I'm Faithing and I'm really ten, nine, eight, seven.
What are you doing and why are you dressed like an astronaut?
I'm practicing my countdown for when we head to the moon. Six, five, four, three, two, one. We have left off. Please stop.
In this program we're teaching the expression moonshot, which refers to an ambitious project carried out without any expectation of short term profitability. It does not mean we're going to the moon. Where did you get that space suit from?
I found it in my garden. That definition of moonshot makes more sense. Now I understand why people have been talking about a moonshot vaccine. Exactly.
An experimental vaccine to fight covid-19. You're really learning.
Well, while I take this spacesuit off, let's have some examples. We're investing in a moonshot vaccine to help fight the virus.

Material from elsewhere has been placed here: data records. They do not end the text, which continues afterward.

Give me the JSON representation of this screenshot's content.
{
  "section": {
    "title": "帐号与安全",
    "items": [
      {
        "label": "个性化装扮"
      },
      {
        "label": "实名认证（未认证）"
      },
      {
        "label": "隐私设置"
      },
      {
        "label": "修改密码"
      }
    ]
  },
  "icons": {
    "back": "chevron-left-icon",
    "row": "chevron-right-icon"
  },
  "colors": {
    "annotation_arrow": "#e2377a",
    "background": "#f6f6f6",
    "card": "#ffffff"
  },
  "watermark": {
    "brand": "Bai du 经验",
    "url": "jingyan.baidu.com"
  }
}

I'm not sure if their new driverless EV will ever come to market. It's a bit of a moonshot. The project is a moonshot. It might not help the company in the short term. This is the English we speak from BBC Learning English, and we're talking about the expression moonshot, which refers to a project that is experimental and doesn't necessarily have any short term financial benefits. Yes.
So the most common reference recently has been the moonshot vaccines or moonshot testing to fight covid-19. This phrase has a lot in common with shoot for the moon, the idea of aiming for an ambitious target.

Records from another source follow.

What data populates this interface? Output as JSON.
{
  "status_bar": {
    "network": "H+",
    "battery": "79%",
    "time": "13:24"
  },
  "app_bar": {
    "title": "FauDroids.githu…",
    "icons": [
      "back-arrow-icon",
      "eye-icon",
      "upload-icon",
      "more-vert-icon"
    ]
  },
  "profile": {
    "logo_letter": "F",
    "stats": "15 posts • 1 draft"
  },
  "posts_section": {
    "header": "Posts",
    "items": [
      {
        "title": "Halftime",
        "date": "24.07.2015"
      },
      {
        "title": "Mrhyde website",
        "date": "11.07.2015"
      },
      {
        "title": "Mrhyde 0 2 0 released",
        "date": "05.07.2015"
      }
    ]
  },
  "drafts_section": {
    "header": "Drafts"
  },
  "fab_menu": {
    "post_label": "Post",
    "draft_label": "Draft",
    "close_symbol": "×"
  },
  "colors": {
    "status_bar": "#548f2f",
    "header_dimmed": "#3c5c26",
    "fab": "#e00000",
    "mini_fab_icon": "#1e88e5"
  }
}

That's right. That's some real moonshot thinking right there. You always have some ambitious ideas, like the time you wanted everyone to dress like squirrels and run around Hyde Park.
Thanks, Phi Phi. That was for charity. I always like to shoot for the moon with my ideas.
You certainly do. But Roy, you look a bit down. What's wrong?
Oh, it's sad that we're not going to the moon. I once made my own spaceship out of a packet of crisps, a tennis ball and some duct tape. Sadly, it didn't work. It was a bit of a moon shot.
I wish you were going to the moon. It would certainly be quieter in the office. By Roy, by.